● **WHAT YOU NEED TO DO**
Copy every line of the data that includes the string "selected".

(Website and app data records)
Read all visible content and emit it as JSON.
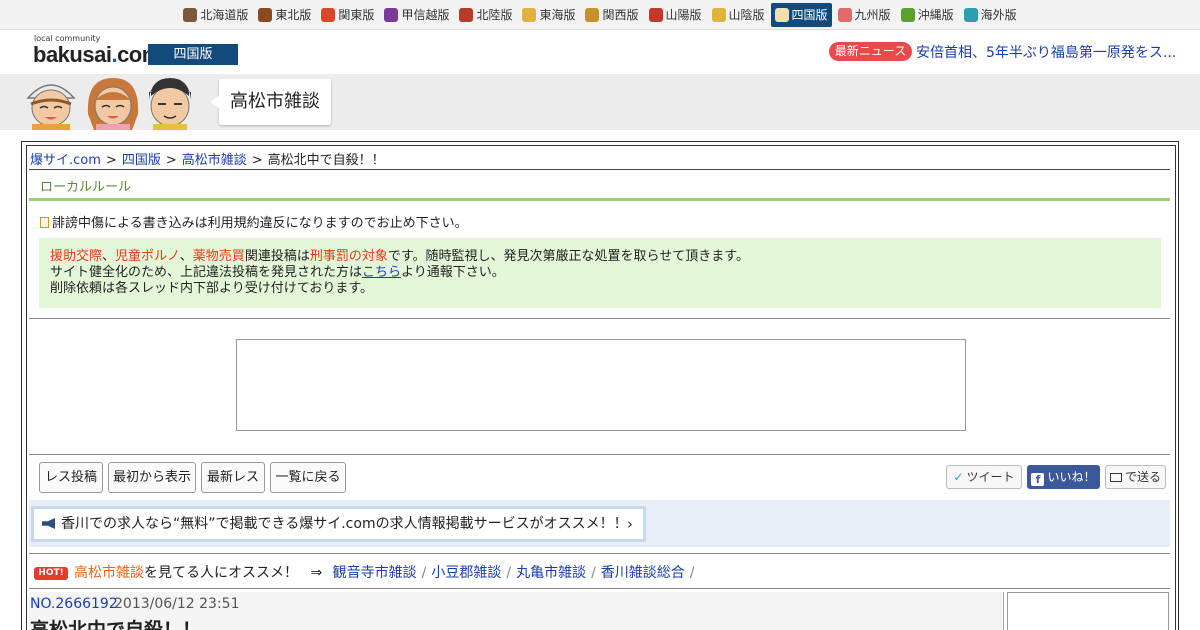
{
  "regions": [
    {
      "label": "北海道版",
      "icon": "hokkaido-icon",
      "color": "#7a5a3a",
      "active": false
    },
    {
      "label": "東北版",
      "icon": "tohoku-icon",
      "color": "#8a4a20",
      "active": false
    },
    {
      "label": "関東版",
      "icon": "kanto-icon",
      "color": "#d9472b",
      "active": false
    },
    {
      "label": "甲信越版",
      "icon": "koshinetsu-icon",
      "color": "#7a3a9a",
      "active": false
    },
    {
      "label": "北陸版",
      "icon": "hokuriku-icon",
      "color": "#b83a2a",
      "active": false
    },
    {
      "label": "東海版",
      "icon": "tokai-icon",
      "color": "#e0b040",
      "active": false
    },
    {
      "label": "関西版",
      "icon": "kansai-icon",
      "color": "#c8902a",
      "active": false
    },
    {
      "label": "山陽版",
      "icon": "sanyo-icon",
      "color": "#c0392b",
      "active": false
    },
    {
      "label": "山陰版",
      "icon": "sanin-icon",
      "color": "#e0b040",
      "active": false
    },
    {
      "label": "四国版",
      "icon": "shikoku-icon",
      "color": "#f0e0b0",
      "active": true
    },
    {
      "label": "九州版",
      "icon": "kyushu-icon",
      "color": "#e06a6a",
      "active": false
    },
    {
      "label": "沖縄版",
      "icon": "okinawa-icon",
      "color": "#5aa030",
      "active": false
    },
    {
      "label": "海外版",
      "icon": "overseas-icon",
      "color": "#2aa0b0",
      "active": false
    }
  ],
  "header": {
    "logo_small": "local community",
    "logo_name": "bakusai",
    "logo_dot": ".",
    "logo_tld": "com",
    "edition": "四国版",
    "news_badge": "最新ニュース",
    "news_text": "安倍首相、5年半ぶり福島第一原発をス..."
  },
  "banner": {
    "board_name": "高松市雑談"
  },
  "breadcrumb": {
    "items": [
      "爆サイ.com",
      "四国版",
      "高松市雑談"
    ],
    "current": "高松北中で自殺！！",
    "separator": ">"
  },
  "rules": {
    "title": "ローカルルール",
    "warning": "誹謗中傷による書き込みは利用規約違反になりますのでお止め下さい。",
    "notice_red_1": "援助交際",
    "notice_red_2": "児童ポルノ",
    "notice_red_3": "薬物売買",
    "notice_sep": "、",
    "notice_mid": "関連投稿は",
    "notice_red_4": "刑事罰の対象",
    "notice_end": "です。随時監視し、発見次第厳正な処置を取らせて頂きます。",
    "notice_line2_pre": "サイト健全化のため、上記違法投稿を発見された方は",
    "notice_line2_link": "こちら",
    "notice_line2_post": "より通報下さい。",
    "notice_line3": "削除依頼は各スレッド内下部より受け付けております。"
  },
  "actions": {
    "post_reply": "レス投稿",
    "show_from_start": "最初から表示",
    "latest_replies": "最新レス",
    "back_to_list": "一覧に戻る",
    "tweet": "ツイート",
    "like": "いいね！",
    "send": "で送る"
  },
  "promo": {
    "text": "香川での求人なら“無料”で掲載できる爆サイ.comの求人情報掲載サービスがオススメ！！",
    "chevron": "›"
  },
  "recommend": {
    "hot_label": "HOT!",
    "board": "高松市雑談",
    "lead": "を見てる人にオススメ！",
    "arrow": "⇒",
    "links": [
      "観音寺市雑談",
      "小豆郡雑談",
      "丸亀市雑談",
      "香川雑談総合"
    ],
    "slash": "/"
  },
  "post": {
    "number": "NO.2666192",
    "date": "2013/06/12 23:51",
    "title": "高松北中で自殺！！"
  }
}
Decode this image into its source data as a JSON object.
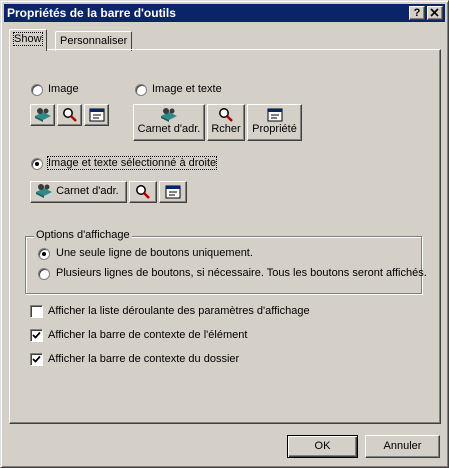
{
  "window": {
    "title": "Propriétés de la barre d'outils",
    "help_btn": "?",
    "close_btn": "✕"
  },
  "tabs": [
    {
      "label": "Show"
    },
    {
      "label": "Personnaliser"
    }
  ],
  "show": {
    "option_image": {
      "label": "Image",
      "selected": false
    },
    "option_image_text": {
      "label": "Image et texte",
      "selected": false
    },
    "option_image_text_right": {
      "label": "Image et texte sélectionné à droite",
      "selected": true
    },
    "preview_text_buttons": [
      "Carnet d'adr.",
      "Rcher",
      "Propriété"
    ],
    "preview_right_label": "Carnet d'adr.",
    "options_group": {
      "title": "Options d'affichage",
      "single_line": {
        "label": "Une seule ligne de boutons uniquement.",
        "selected": true
      },
      "multi_line": {
        "label": "Plusieurs lignes de boutons, si nécessaire. Tous les boutons seront affichés.",
        "selected": false
      }
    },
    "checkboxes": [
      {
        "label": "Afficher la liste déroulante des paramètres d'affichage",
        "checked": false
      },
      {
        "label": "Afficher la barre de contexte de l'élément",
        "checked": true
      },
      {
        "label": "Afficher la barre de contexte du dossier",
        "checked": true
      }
    ]
  },
  "buttons": {
    "ok": "OK",
    "cancel": "Annuler"
  },
  "icons": [
    "address-book-icon",
    "search-icon",
    "properties-icon"
  ]
}
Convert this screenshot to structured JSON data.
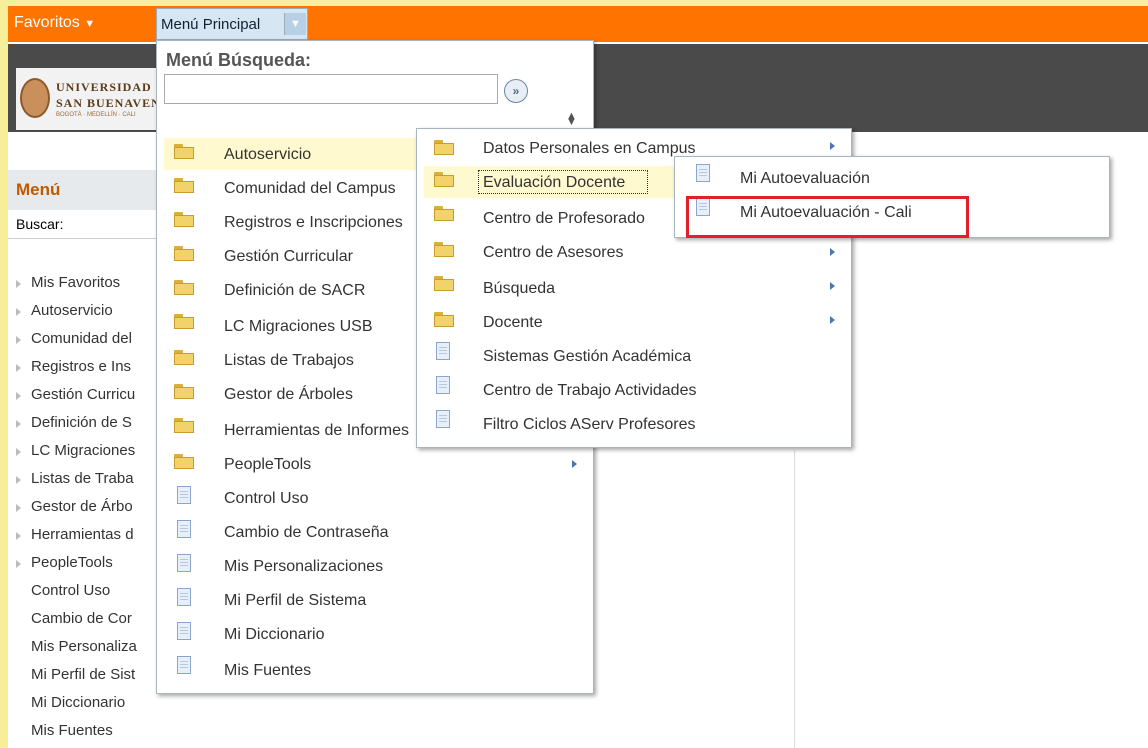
{
  "navbar": {
    "favorites_label": "Favoritos",
    "main_menu_label": "Menú Principal"
  },
  "logo": {
    "line1": "UNIVERSIDAD",
    "line2": "SAN BUENAVENTURA",
    "line3": "BOGOTÁ · MEDELLÍN · CALI"
  },
  "left_menu": {
    "title": "Menú",
    "search_label": "Buscar:",
    "items": [
      {
        "label": "Mis Favoritos"
      },
      {
        "label": "Autoservicio"
      },
      {
        "label": "Comunidad del"
      },
      {
        "label": "Registros e Ins"
      },
      {
        "label": "Gestión Curricu"
      },
      {
        "label": "Definición de S"
      },
      {
        "label": "LC Migraciones"
      },
      {
        "label": "Listas de Traba"
      },
      {
        "label": "Gestor de Árbo"
      },
      {
        "label": "Herramientas d"
      },
      {
        "label": "PeopleTools"
      },
      {
        "label": "Control Uso"
      },
      {
        "label": "Cambio de Cor"
      },
      {
        "label": "Mis Personaliza"
      },
      {
        "label": "Mi Perfil de Sist"
      },
      {
        "label": "Mi Diccionario"
      },
      {
        "label": "Mis Fuentes"
      }
    ]
  },
  "main_dropdown": {
    "title": "Menú Búsqueda:",
    "search_value": "",
    "items": [
      {
        "label": "Autoservicio",
        "icon": "folder"
      },
      {
        "label": "Comunidad del Campus",
        "icon": "folder"
      },
      {
        "label": "Registros e Inscripciones",
        "icon": "folder"
      },
      {
        "label": "Gestión Curricular",
        "icon": "folder"
      },
      {
        "label": "Definición de SACR",
        "icon": "folder"
      },
      {
        "label": "LC Migraciones USB",
        "icon": "folder"
      },
      {
        "label": "Listas de Trabajos",
        "icon": "folder"
      },
      {
        "label": "Gestor de Árboles",
        "icon": "folder"
      },
      {
        "label": "Herramientas de Informes",
        "icon": "folder"
      },
      {
        "label": "PeopleTools",
        "icon": "folder"
      },
      {
        "label": "Control Uso",
        "icon": "document"
      },
      {
        "label": "Cambio de Contraseña",
        "icon": "document"
      },
      {
        "label": "Mis Personalizaciones",
        "icon": "document"
      },
      {
        "label": "Mi Perfil de Sistema",
        "icon": "document"
      },
      {
        "label": "Mi Diccionario",
        "icon": "document"
      },
      {
        "label": "Mis Fuentes",
        "icon": "document"
      }
    ]
  },
  "submenu_autoservicio": {
    "items": [
      {
        "label": "Datos Personales en Campus",
        "icon": "folder"
      },
      {
        "label": "Evaluación Docente",
        "icon": "folder"
      },
      {
        "label": "Centro de Profesorado",
        "icon": "folder"
      },
      {
        "label": "Centro de Asesores",
        "icon": "folder"
      },
      {
        "label": "Búsqueda",
        "icon": "folder"
      },
      {
        "label": "Docente",
        "icon": "folder"
      },
      {
        "label": "Sistemas Gestión Académica",
        "icon": "document"
      },
      {
        "label": "Centro de Trabajo Actividades",
        "icon": "document"
      },
      {
        "label": "Filtro Ciclos AServ Profesores",
        "icon": "document"
      }
    ]
  },
  "submenu_evaluacion": {
    "items": [
      {
        "label": "Mi Autoevaluación",
        "icon": "document"
      },
      {
        "label": "Mi Autoevaluación - Cali",
        "icon": "document"
      }
    ]
  },
  "colors": {
    "navbar": "#ff7400",
    "header": "#4a4a4a",
    "highlight": "#fff9cf",
    "callout": "#e0202a"
  }
}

● **WORKED SOLUTION**
      "selected": false
      "selected": false
      "selected": true
        "selected": true
        "selected": false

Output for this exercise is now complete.